To understand why and to reduce the unwanted high noise levels, we performed analysis on the vehicle. To do this, we instrumented the vehicle to measure the acoustics in the passenger compartment and the vibration levels at very specific locations. With these measurements, and the technical data of the vehicle provided by the manufacturer, we could highlight the noise source.
By continuing the analyses, we noticed that an element of the structure entered in resonance because it was mechanically linked to this source of excitation. In other words, the excitation of an eigenmode of the structure was taking place.
To solve our customer’s problem, we had to modify the frequency of the eigenmode in order to avoid that the element of the structure enters in resonance, which consequently would induce amplified noise levels inside the passenger compartment. Several solutions were investigated to modify the unwanted resonance frequency and thus to reduce these noise levels inside the vehicle:
- Modification of the point mass of the vibrating element,
- Modification of its stiffness,
- Correctly dimensioned damping of the structure.
At the end of the work, our customer was able to strongly reduce noise levels inside the vehicle cockpit

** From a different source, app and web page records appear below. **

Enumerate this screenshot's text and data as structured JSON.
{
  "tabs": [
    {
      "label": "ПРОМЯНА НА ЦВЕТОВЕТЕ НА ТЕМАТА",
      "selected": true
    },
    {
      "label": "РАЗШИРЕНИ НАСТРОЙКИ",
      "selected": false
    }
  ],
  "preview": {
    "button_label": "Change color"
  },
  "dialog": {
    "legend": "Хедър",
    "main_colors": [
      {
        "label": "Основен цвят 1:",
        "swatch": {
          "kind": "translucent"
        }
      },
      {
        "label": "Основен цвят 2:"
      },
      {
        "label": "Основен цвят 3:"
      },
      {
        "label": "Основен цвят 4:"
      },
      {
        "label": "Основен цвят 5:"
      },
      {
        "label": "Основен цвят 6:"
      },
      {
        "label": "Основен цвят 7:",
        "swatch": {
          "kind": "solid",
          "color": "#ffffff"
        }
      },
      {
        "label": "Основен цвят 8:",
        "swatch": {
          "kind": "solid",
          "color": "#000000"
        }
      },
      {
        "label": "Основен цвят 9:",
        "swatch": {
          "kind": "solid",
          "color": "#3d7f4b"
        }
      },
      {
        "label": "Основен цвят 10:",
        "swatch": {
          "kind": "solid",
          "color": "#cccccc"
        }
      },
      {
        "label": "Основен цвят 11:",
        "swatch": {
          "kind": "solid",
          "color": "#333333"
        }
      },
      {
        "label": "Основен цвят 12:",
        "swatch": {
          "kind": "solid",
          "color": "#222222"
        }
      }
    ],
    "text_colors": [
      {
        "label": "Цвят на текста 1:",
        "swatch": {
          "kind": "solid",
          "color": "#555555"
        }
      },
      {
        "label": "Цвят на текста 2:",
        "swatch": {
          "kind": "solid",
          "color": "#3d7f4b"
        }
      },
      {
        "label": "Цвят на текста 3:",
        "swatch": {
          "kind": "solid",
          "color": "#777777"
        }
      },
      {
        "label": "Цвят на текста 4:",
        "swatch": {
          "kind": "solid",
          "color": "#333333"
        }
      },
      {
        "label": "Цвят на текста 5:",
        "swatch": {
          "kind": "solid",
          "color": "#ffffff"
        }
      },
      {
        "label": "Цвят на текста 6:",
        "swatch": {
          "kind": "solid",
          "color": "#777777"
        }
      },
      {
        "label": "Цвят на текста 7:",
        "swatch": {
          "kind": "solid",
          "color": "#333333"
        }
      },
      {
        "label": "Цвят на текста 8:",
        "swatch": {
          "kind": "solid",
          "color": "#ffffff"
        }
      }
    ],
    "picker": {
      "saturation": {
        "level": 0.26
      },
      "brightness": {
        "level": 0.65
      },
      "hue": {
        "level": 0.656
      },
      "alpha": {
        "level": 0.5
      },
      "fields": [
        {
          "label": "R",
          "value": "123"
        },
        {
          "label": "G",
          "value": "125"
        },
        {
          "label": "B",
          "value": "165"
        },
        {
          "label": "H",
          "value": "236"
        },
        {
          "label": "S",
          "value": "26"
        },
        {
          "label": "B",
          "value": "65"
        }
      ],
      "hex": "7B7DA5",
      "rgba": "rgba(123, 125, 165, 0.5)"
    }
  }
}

If the problem had been identified in the early stage of the project (i;e. before testing on a real vehicle) Metravib could also have assisted the customer’s technical team by dimensioning decoupling elements (or anti-vibration pads) adapted between the noise source (the drive shaft) and the vehicle body. In this case, the siren noise levels would have been completely masked by other noise sources in the cabin.